■ ACTIVITY:
Each record must appear in the answer exactly as it does in the data.
Top of THE DATA
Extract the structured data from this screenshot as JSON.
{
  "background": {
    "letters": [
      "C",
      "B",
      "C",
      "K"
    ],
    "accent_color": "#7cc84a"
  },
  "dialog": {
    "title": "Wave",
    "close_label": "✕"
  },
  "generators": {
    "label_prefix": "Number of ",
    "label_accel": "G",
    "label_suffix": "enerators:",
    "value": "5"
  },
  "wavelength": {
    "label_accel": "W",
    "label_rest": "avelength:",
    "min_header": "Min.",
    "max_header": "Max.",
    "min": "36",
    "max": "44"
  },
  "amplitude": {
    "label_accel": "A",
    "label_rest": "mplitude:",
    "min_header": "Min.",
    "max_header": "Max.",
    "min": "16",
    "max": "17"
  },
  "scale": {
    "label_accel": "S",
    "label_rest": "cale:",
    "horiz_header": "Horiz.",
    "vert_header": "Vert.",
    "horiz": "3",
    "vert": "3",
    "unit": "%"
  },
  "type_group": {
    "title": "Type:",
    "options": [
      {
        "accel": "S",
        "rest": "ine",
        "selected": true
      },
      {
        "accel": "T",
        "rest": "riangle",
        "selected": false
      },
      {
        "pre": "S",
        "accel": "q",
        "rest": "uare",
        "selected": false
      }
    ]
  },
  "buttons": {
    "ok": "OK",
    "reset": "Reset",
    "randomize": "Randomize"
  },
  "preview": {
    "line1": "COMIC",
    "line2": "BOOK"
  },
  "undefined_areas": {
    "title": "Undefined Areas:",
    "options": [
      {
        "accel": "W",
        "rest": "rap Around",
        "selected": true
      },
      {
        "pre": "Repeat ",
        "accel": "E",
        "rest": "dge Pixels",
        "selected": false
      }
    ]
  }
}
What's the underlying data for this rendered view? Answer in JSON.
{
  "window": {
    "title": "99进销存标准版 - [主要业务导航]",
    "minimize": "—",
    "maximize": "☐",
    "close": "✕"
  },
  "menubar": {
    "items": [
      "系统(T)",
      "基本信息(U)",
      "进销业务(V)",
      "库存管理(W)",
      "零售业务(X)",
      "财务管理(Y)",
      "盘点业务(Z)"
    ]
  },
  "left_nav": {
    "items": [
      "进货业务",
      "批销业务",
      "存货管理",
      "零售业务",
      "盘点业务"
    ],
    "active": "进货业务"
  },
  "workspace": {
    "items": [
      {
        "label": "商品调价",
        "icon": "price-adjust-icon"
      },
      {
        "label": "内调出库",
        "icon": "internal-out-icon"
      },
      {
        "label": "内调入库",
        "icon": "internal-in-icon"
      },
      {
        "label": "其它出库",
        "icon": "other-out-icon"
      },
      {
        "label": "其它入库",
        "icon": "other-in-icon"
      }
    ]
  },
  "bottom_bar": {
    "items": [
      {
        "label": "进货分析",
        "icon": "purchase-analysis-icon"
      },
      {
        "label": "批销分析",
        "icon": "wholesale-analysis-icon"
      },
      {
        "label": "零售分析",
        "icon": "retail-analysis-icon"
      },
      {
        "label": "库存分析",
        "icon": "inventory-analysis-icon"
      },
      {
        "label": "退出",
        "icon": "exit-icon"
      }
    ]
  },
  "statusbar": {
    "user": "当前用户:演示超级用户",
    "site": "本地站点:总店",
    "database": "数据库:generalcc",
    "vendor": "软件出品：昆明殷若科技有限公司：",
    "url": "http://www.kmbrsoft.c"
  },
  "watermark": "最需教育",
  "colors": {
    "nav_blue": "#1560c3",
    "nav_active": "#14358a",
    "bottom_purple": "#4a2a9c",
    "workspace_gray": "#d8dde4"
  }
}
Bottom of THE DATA
■ THE ANSWER:
Extract the structured data from this screenshot as JSON.
{
  "background": {
    "letters": [
      "C",
      "B",
      "C",
      "K"
    ],
    "accent_color": "#7cc84a"
  },
  "dialog": {
    "title": "Wave",
    "close_label": "✕"
  },
  "generators": {
    "label_prefix": "Number of ",
    "label_accel": "G",
    "label_suffix": "enerators:",
    "value": "5"
  },
  "wavelength": {
    "label_accel": "W",
    "label_rest": "avelength:",
    "min_header": "Min.",
    "max_header": "Max.",
    "min": "36",
    "max": "44"
  },
  "amplitude": {
    "label_accel": "A",
    "label_rest": "mplitude:",
    "min_header": "Min.",
    "max_header": "Max.",
    "min": "16",
    "max": "17"
  },
  "scale": {
    "label_accel": "S",
    "label_rest": "cale:",
    "horiz_header": "Horiz.",
    "vert_header": "Vert.",
    "horiz": "3",
    "vert": "3",
    "unit": "%"
  },
  "type_group": {
    "title": "Type:",
    "options": [
      {
        "accel": "S",
        "rest": "ine",
        "selected": true
      },
      {
        "accel": "T",
        "rest": "riangle",
        "selected": false
      },
      {
        "pre": "S",
        "accel": "q",
        "rest": "uare",
        "selected": false
      }
    ]
  },
  "buttons": {
    "ok": "OK",
    "reset": "Reset",
    "randomize": "Randomize"
  },
  "preview": {
    "line1": "COMIC",
    "line2": "BOOK"
  },
  "undefined_areas": {
    "title": "Undefined Areas:",
    "options": [
      {
        "accel": "W",
        "rest": "rap Around",
        "selected": true
      },
      {
        "pre": "Repeat ",
        "accel": "E",
        "rest": "dge Pixels",
        "selected": false
      }
    ]
  }
}
What's the underlying data for this rendered view? Answer in JSON.
{
  "window": {
    "title": "99进销存标准版 - [主要业务导航]",
    "minimize": "—",
    "maximize": "☐",
    "close": "✕"
  },
  "menubar": {
    "items": [
      "系统(T)",
      "基本信息(U)",
      "进销业务(V)",
      "库存管理(W)",
      "零售业务(X)",
      "财务管理(Y)",
      "盘点业务(Z)"
    ]
  },
  "left_nav": {
    "items": [
      "进货业务",
      "批销业务",
      "存货管理",
      "零售业务",
      "盘点业务"
    ],
    "active": "进货业务"
  },
  "workspace": {
    "items": [
      {
        "label": "商品调价",
        "icon": "price-adjust-icon"
      },
      {
        "label": "内调出库",
        "icon": "internal-out-icon"
      },
      {
        "label": "内调入库",
        "icon": "internal-in-icon"
      },
      {
        "label": "其它出库",
        "icon": "other-out-icon"
      },
      {
        "label": "其它入库",
        "icon": "other-in-icon"
      }
    ]
  },
  "bottom_bar": {
    "items": [
      {
        "label": "进货分析",
        "icon": "purchase-analysis-icon"
      },
      {
        "label": "批销分析",
        "icon": "wholesale-analysis-icon"
      },
      {
        "label": "零售分析",
        "icon": "retail-analysis-icon"
      },
      {
        "label": "库存分析",
        "icon": "inventory-analysis-icon"
      },
      {
        "label": "退出",
        "icon": "exit-icon"
      }
    ]
  },
  "statusbar": {
    "user": "当前用户:演示超级用户",
    "site": "本地站点:总店",
    "database": "数据库:generalcc",
    "vendor": "软件出品：昆明殷若科技有限公司：",
    "url": "http://www.kmbrsoft.c"
  },
  "watermark": "最需教育",
  "colors": {
    "nav_blue": "#1560c3",
    "nav_active": "#14358a",
    "bottom_purple": "#4a2a9c",
    "workspace_gray": "#d8dde4"
  }
}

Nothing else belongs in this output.